Health officials at a global AIDS conference in Mexico City this week highlighted the growing feminization of the pandemic and its link to gender violence. The U.N. may form a women’s agency that advocates say could mount a more effective response.
A burnt-out journalist is reinvigorated by the enthusiasm of women in rural Mexico who jumped at the chance to join a citizen-journalism project. The women wrote about topics ranging from organic farming to gender violence.
A trip to the Guatemalan countryside shows what “maternal health care access” problems mean for women whose only way to a hospital is in a hammock carried down a steep hillside or a four-wheeler charging for two hours over rough terrain.
Despite deadly presidential campaign violence in Guatemala onlookers think efforts to bring women and indigenous people to the polls boosted turnout. The sole female presidential candidate was eliminated and the runoff is Nov. 4.
Pro-choice activists in Mexico welcomed Amnesty International’s advocacy for the decriminalization of abortion for women who have been raped or whose lives are in danger.
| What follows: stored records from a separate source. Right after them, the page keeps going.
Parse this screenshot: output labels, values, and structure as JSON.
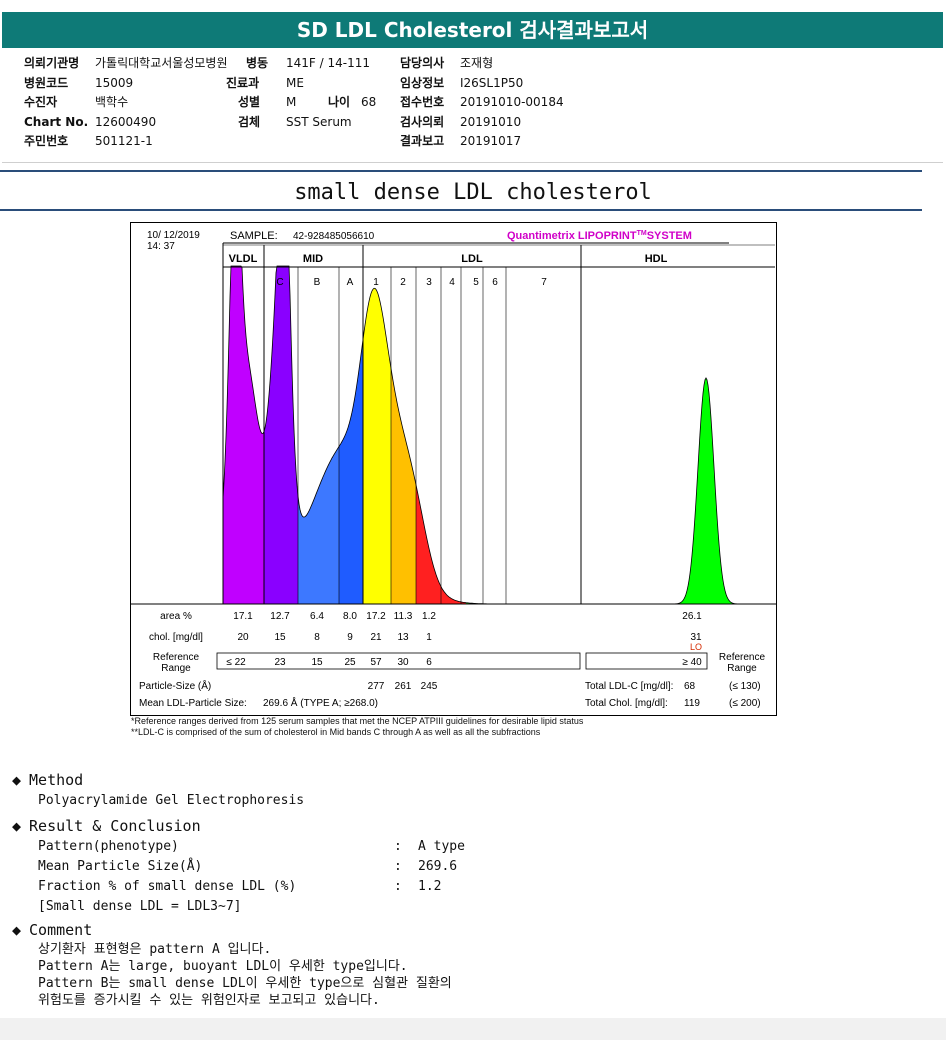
{
  "report": {
    "title": "SD LDL Cholesterol 검사결과보고서",
    "fields": {
      "institution_label": "의뢰기관명",
      "institution_value": "가톨릭대학교서울성모병원",
      "ward_label": "병동",
      "ward_value": "141F / 14-111",
      "doctor_label": "담당의사",
      "doctor_value": "조재형",
      "hospital_code_label": "병원코드",
      "hospital_code_value": "15009",
      "department_label": "진료과",
      "department_value": "ME",
      "clinical_info_label": "임상정보",
      "clinical_info_value": "I26SL1P50",
      "patient_label": "수진자",
      "patient_value": "백학수",
      "sex_label": "성별",
      "sex_value": "M",
      "age_label": "나이",
      "age_value": "68",
      "receipt_label": "접수번호",
      "receipt_value": "20191010-00184",
      "chart_no_label": "Chart No.",
      "chart_no_value": "12600490",
      "specimen_label": "검체",
      "specimen_value": "SST Serum",
      "request_label": "검사의뢰",
      "request_value": "20191010",
      "rrn_label": "주민번호",
      "rrn_value": "501121-1",
      "report_label": "결과보고",
      "report_value": "20191017"
    }
  },
  "section_title": "small dense LDL cholesterol",
  "chart_data": {
    "type": "area",
    "date": "10/ 12/2019",
    "time": "14: 37",
    "sample_label": "SAMPLE:",
    "sample_id": "42-928485056610",
    "system_text": "Quantimetrix LIPOPRINT",
    "system_sup": "TM",
    "system_tail": "SYSTEM",
    "groups": [
      "VLDL",
      "MID",
      "LDL",
      "HDL"
    ],
    "bands": [
      "C",
      "B",
      "A",
      "1",
      "2",
      "3",
      "4",
      "5",
      "6",
      "7"
    ],
    "segments": [
      {
        "name": "VLDL",
        "color": "#c000ff"
      },
      {
        "name": "MID C",
        "color": "#8a00ff"
      },
      {
        "name": "MID B",
        "color": "#3d78ff"
      },
      {
        "name": "MID A",
        "color": "#1f5cff"
      },
      {
        "name": "LDL 1",
        "color": "#ffff00"
      },
      {
        "name": "LDL 2",
        "color": "#ffc000"
      },
      {
        "name": "LDL 3",
        "color": "#ff2020"
      },
      {
        "name": "HDL",
        "color": "#00ff00"
      }
    ],
    "row_labels": {
      "area": "area %",
      "chol": "chol. [mg/dl]",
      "ref1": "Reference",
      "ref2": "Range",
      "particle": "Particle-Size (Å)",
      "mean": "Mean LDL-Particle Size:",
      "ref_right1": "Reference",
      "ref_right2": "Range"
    },
    "area_pct": [
      "17.1",
      "12.7",
      "6.4",
      "8.0",
      "17.2",
      "11.3",
      "1.2"
    ],
    "hdl_area_pct": "26.1",
    "chol": [
      "20",
      "15",
      "8",
      "9",
      "21",
      "13",
      "1"
    ],
    "hdl_chol": "31",
    "hdl_flag": "LO",
    "ref_first": "≤ 22",
    "ref_range": [
      "23",
      "15",
      "25",
      "57",
      "30",
      "6"
    ],
    "hdl_ref": "≥ 40",
    "particle_sizes": [
      "277",
      "261",
      "245"
    ],
    "mean_size_text": "269.6 Å   (TYPE A; ≥268.0)",
    "total_ldl_label": "Total LDL-C [mg/dl]:",
    "total_ldl_value": "68",
    "total_ldl_ref": "(≤ 130)",
    "total_chol_label": "Total Chol. [mg/dl]:",
    "total_chol_value": "119",
    "total_chol_ref": "(≤ 200)"
  },
  "notes": {
    "n1": "*Reference ranges derived from 125 serum samples that met the NCEP ATPIII guidelines for desirable lipid status",
    "n2": "**LDL-C is comprised of the sum of cholesterol in Mid bands C through A as well as all the subfractions"
  },
  "method": {
    "heading": "Method",
    "text": "Polyacrylamide Gel Electrophoresis"
  },
  "result": {
    "heading": "Result & Conclusion",
    "rows": [
      {
        "label": "Pattern(phenotype)",
        "value": "A type"
      },
      {
        "label": "Mean Particle Size(Å)",
        "value": "269.6"
      },
      {
        "label": "Fraction % of small dense LDL (%)",
        "value": "1.2"
      }
    ],
    "note": "[Small dense LDL = LDL3~7]",
    "colon": ":"
  },
  "comment": {
    "heading": "Comment",
    "lines": [
      "상기환자 표현형은 pattern A 입니다.",
      "Pattern A는 large, buoyant LDL이 우세한 type입니다.",
      "Pattern B는 small dense LDL이 우세한 type으로 심혈관 질환의",
      "위험도를 증가시킬 수 있는 위험인자로 보고되고 있습니다."
    ]
  },
  "colors": {
    "header": "#0e7a77",
    "rule": "#2a4d7a",
    "system_text": "#d000c8",
    "flag": "#d42a00"
  }
}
Opposition to abortion rights, though, is firmly entrenched in the region.
Oumou Toure narrowly escaped deportation from Canada to her native Guinea because of the threat of genital mutilation that loomed over her 2-year-old daughter. The case illustrates difficulties women fleeing violence face when they seek asylum.
Federal officials here are challenging Mexico City’s new law legalizing first-trimester abortion. But as the Supreme Court decides whether to take their case, city officials and activists are doing what they can to ease its implementation.
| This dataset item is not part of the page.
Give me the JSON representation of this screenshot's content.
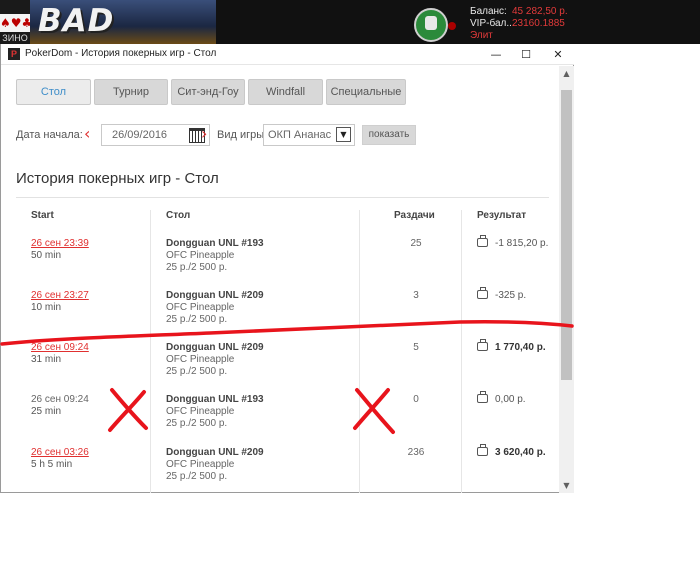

Diana Washington Valdez has covered the slayings of Juarez women since 1999 and was suspicious of official explanations from the beginning. Her book, coming out in English in September, offers a comprehensive theory for the murders.
Mexican women who have stayed home to lead households while male relatives move to jobs in the U.S. are adding suspense to a tight presidential race. Many women say they don’t care about right or left, they just want jobs and less corruption.
In May a team of Argentine forensic experts is expected to identify the remains of some of the 400 women murdered in Juarez, Mexico, since 1993. Survivors of the dead, however, are losing hope that official complicity will ever be thoroughly probed.